In a situation where most of the vegetation can be set back with tillage, unlike thistle, you can get your field ready for planting using the following method: mow in midsummer, which prevents the current crop of plants from dropping seed and knocks back any small shrubs. Then field cultivate, disc or use whatever tillage you want to prepare a seed bed and plant winter rye. This is between mid-August and mid-September for southern Wisconsin; you should adjust this timing for your region. Field cultivating works especially well for controlling quack grass, if you remember to let those quack grass roots dry out in the sun. The following spring, till in the rye when it is less than a foot tall. This will be sometime in May—earlier if an early spring, later if a late spring. Then plant a thick stand of oats. Let this grow until late June and then till it in. Drill soybeans in early to mid-July—yes, I said soybeans. Drill them thick and they will come up very quickly in the warm soil (hopefully, you will have enough moisture), and will canopy over the tight rows. We had very little growth of grasses or broadleaves under our soybeans. We have done this numerous times for fall vegetable production and have had success in controlling weeds with the use of July-planted soybeans. If we are following with vegetables, we would mow off the beans and till in August. For the native prairie, we let the soybeans go until the end of September and mowed them then. The thick canopy provided excellent weed control for us and left us with a firm seed bed, mostly free of weeds. We did not do any further tillage after the soybeans before we planted the prairie. We then planted our prairie seed using a broadcast seeder and went over the field with a cultipacker in late October. It snowed the following week—perfect timing.

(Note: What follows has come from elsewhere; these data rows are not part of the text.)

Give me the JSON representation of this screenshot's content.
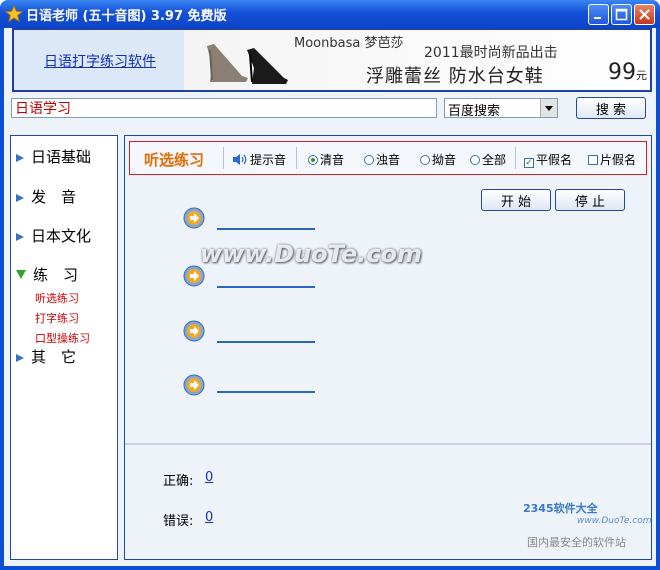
{
  "window": {
    "title": "日语老师 (五十音图) 3.97 免费版"
  },
  "banner": {
    "link_text": "日语打字练习软件",
    "brand": "Moonbasa 梦芭莎",
    "ad_line1": "2011最时尚新品出击",
    "ad_line2": "浮雕蕾丝  防水台女鞋",
    "price": "99",
    "price_unit": "元"
  },
  "search": {
    "value": "日语学习",
    "engine": "百度搜索",
    "button_label": "搜  索"
  },
  "sidebar": {
    "items": [
      {
        "label": "日语基础"
      },
      {
        "label": "发　音"
      },
      {
        "label": "日本文化"
      },
      {
        "label": "练　习"
      },
      {
        "label": "其　它"
      }
    ],
    "sub_items": [
      {
        "label": "听选练习"
      },
      {
        "label": "打字练习"
      },
      {
        "label": "口型操练习"
      }
    ]
  },
  "options": {
    "title": "听选练习",
    "hint_sound": "提示音",
    "radios": [
      {
        "label": "清音",
        "selected": true
      },
      {
        "label": "浊音",
        "selected": false
      },
      {
        "label": "拗音",
        "selected": false
      },
      {
        "label": "全部",
        "selected": false
      }
    ],
    "checks": [
      {
        "label": "平假名",
        "checked": true
      },
      {
        "label": "片假名",
        "checked": false
      }
    ]
  },
  "controls": {
    "start_label": "开  始",
    "stop_label": "停  止"
  },
  "score": {
    "correct_label": "正确:",
    "correct_value": "0",
    "wrong_label": "错误:",
    "wrong_value": "0"
  },
  "watermark": {
    "main": "www.DuoTe.com",
    "logo": "2345软件大全",
    "url": "www.DuoTe.com",
    "text": "国内最安全的软件站"
  },
  "colors": {
    "title_bar": "#0b45c9",
    "option_title": "#e36c09",
    "sub_item": "#d00000",
    "link": "#1030c0"
  }
}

The first year, we mowed twice, when the plants were about 14-18 inches tall. The second year, we hand-pulled some problem weeds in our one acre. We did a prescribed burn, with a good firebreak around the acre, and good planning to prevent the fire from going beyond borders. A rule of thumb is that spring burns favor native grasses and fall burns favor native flowering plants, or forbs. Since we are managing our prairie for our own honeybees, native pollinators and butterflies, we favor the flowering forbs. Our prairie has a diverse stand of native grasses, too, which hold soil and are very beautiful as well.

Professionals typically recommend the use of herbicides to achieve the weed-free, firm seedbed that is required to plant your native seeds. Any method that lessens the weed seed bank, lessens the number of weeds growing in the top inch or two of soil, and does not disturb the soil to bring up new weed seeds, could be used to successfully plant native grassland species. Experiment with various techniques on small areas to familiarize yourself with the timing of seeding and mowing for your soil type and climate, and then move to larger acreages. You will be rewarded for your work and stewardship with the environmental stability a permanent sod cover provides: diverse wildlife habitat and the blissful beauty of a prairie with different blooming plants throughout the growing season. Rootstalk leaf-bug icon marking the end of the article's text.

Grinnell College students analyzing soil chemstry at the Conard Environmental Research Area (CERA). Photograph by Jun Taek Lee

Grinnell College students analyzing soil chemstry at the Conard Environmental Research Area (CERA). Photograph by Jun Taek Lee

About Author Harriet Behar
Portrait image of author Harriet Behar.
Photo courtesy of Harriet Behar
Harriet Behar has worked extensively in the organic industry for over 35 years. Since 1989, she has owned and operated Sweet Springs Farm in Wisconsin with her husband, Aaron Brin, growing certified organic vegetables as well as culinary and medicinal herbs. They also raise chickens for eggs and meat, and manage a number of honeybee hives. They have planted over 30 acres of prairie and native plants on their farm for their own enjoyment and to provide diverse pollen and nectar sources for the bees as well as for the benefit of other species of wildlife.